───── GIVEN DATA ─────

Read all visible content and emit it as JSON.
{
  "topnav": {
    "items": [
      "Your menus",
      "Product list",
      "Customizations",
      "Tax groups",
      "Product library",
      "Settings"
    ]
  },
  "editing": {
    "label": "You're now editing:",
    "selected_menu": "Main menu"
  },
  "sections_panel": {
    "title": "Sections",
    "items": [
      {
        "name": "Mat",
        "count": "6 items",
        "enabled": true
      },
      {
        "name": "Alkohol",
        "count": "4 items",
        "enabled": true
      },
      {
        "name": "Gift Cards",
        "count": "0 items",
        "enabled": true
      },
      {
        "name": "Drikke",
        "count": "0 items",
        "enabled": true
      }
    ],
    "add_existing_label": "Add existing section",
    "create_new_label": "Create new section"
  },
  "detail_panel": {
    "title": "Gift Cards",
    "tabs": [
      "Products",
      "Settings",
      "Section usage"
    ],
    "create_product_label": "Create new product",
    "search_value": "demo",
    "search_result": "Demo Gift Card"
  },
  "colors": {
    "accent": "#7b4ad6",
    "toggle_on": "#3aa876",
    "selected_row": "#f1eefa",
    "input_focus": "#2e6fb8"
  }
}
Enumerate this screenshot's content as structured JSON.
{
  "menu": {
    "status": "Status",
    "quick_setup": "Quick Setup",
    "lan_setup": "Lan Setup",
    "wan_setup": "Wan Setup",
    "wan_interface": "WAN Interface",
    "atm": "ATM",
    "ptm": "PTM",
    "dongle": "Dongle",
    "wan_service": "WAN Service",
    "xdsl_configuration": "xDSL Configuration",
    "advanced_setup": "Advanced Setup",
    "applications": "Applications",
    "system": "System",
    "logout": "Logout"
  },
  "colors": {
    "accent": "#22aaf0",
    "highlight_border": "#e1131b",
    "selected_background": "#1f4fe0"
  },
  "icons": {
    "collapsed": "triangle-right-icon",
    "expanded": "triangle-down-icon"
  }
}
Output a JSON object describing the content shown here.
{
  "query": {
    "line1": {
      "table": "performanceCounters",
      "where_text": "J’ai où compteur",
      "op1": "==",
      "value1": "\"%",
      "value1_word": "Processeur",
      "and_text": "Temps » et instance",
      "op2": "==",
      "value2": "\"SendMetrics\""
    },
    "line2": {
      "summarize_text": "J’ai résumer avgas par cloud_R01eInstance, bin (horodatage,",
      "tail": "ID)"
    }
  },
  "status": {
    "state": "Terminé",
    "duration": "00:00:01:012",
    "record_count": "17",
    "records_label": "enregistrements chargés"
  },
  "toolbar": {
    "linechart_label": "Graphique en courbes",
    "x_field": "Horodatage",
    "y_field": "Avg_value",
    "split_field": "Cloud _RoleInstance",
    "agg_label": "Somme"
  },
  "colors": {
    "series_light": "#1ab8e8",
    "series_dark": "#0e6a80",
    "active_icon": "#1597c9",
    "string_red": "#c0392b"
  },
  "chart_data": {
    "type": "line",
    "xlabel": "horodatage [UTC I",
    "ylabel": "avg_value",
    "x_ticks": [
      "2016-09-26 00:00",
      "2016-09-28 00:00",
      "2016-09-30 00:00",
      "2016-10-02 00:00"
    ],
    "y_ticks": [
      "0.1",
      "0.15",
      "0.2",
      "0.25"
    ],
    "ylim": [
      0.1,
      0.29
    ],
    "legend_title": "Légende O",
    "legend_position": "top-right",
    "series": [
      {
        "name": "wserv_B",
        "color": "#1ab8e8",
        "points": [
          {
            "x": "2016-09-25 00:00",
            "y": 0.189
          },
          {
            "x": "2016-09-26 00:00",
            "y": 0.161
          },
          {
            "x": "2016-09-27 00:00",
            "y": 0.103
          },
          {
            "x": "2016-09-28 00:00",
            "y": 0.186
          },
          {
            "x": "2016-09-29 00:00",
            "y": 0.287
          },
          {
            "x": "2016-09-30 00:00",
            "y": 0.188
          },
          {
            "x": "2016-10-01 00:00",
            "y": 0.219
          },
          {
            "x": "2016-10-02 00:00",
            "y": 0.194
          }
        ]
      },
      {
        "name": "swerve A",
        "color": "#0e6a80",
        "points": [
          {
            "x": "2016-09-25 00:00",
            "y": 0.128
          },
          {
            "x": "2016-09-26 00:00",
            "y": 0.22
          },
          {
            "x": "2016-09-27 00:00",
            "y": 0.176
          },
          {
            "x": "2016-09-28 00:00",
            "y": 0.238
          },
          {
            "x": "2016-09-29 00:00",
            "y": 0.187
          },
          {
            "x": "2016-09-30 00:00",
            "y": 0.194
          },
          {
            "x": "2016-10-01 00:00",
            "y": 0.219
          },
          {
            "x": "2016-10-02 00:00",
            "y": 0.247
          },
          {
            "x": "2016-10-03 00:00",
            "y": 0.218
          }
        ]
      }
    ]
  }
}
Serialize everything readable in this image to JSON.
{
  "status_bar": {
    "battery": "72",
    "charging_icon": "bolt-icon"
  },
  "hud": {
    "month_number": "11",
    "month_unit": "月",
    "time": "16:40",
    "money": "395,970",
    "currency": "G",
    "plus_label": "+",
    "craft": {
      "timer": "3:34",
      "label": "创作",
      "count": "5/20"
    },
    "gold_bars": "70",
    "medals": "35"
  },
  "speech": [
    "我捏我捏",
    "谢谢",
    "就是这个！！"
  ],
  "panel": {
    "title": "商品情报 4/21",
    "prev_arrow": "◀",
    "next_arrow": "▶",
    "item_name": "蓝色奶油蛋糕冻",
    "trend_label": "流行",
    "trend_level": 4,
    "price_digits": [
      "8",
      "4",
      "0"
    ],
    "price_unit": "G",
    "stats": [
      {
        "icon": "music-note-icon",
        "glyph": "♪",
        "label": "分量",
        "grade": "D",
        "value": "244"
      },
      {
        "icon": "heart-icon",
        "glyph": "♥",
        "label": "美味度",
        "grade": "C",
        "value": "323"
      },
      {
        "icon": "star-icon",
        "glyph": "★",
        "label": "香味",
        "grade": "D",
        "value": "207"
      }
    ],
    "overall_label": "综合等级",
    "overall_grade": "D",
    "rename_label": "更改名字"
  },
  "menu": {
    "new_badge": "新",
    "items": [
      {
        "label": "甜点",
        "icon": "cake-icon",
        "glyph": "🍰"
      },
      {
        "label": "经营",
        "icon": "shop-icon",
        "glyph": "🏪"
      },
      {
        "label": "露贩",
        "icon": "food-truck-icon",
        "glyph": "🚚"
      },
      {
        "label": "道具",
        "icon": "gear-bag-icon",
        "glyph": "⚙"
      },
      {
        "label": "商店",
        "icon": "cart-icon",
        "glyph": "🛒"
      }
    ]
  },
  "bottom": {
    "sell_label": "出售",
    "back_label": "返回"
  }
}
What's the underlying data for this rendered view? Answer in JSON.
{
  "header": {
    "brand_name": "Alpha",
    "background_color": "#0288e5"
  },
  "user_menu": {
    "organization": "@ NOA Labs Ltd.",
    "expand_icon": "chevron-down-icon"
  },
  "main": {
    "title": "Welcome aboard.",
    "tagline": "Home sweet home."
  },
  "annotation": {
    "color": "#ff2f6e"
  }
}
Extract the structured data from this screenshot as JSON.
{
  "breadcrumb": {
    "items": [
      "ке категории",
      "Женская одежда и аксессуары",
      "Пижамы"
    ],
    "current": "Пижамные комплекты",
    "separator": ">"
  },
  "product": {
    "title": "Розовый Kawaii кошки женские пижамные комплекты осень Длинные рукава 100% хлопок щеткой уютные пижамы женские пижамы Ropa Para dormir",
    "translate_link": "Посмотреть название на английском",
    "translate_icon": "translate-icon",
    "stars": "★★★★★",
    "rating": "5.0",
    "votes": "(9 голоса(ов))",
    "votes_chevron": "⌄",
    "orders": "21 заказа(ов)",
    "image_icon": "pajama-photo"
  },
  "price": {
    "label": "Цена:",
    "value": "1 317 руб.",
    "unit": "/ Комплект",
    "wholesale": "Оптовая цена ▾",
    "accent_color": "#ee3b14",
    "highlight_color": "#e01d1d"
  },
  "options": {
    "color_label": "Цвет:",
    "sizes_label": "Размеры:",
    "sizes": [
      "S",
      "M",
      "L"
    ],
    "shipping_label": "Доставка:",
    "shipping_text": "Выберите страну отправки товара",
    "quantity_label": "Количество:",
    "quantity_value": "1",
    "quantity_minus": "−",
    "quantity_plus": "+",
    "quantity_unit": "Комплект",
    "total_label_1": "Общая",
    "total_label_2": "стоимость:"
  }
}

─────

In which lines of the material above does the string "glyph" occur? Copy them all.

● **TASK SOLUTION**
        "glyph": "♪",
        "glyph": "♥",
        "glyph": "★",
        "glyph": "🍰"
        "glyph": "🏪"
        "glyph": "🚚"
        "glyph": "⚙"
        "glyph": "🛒"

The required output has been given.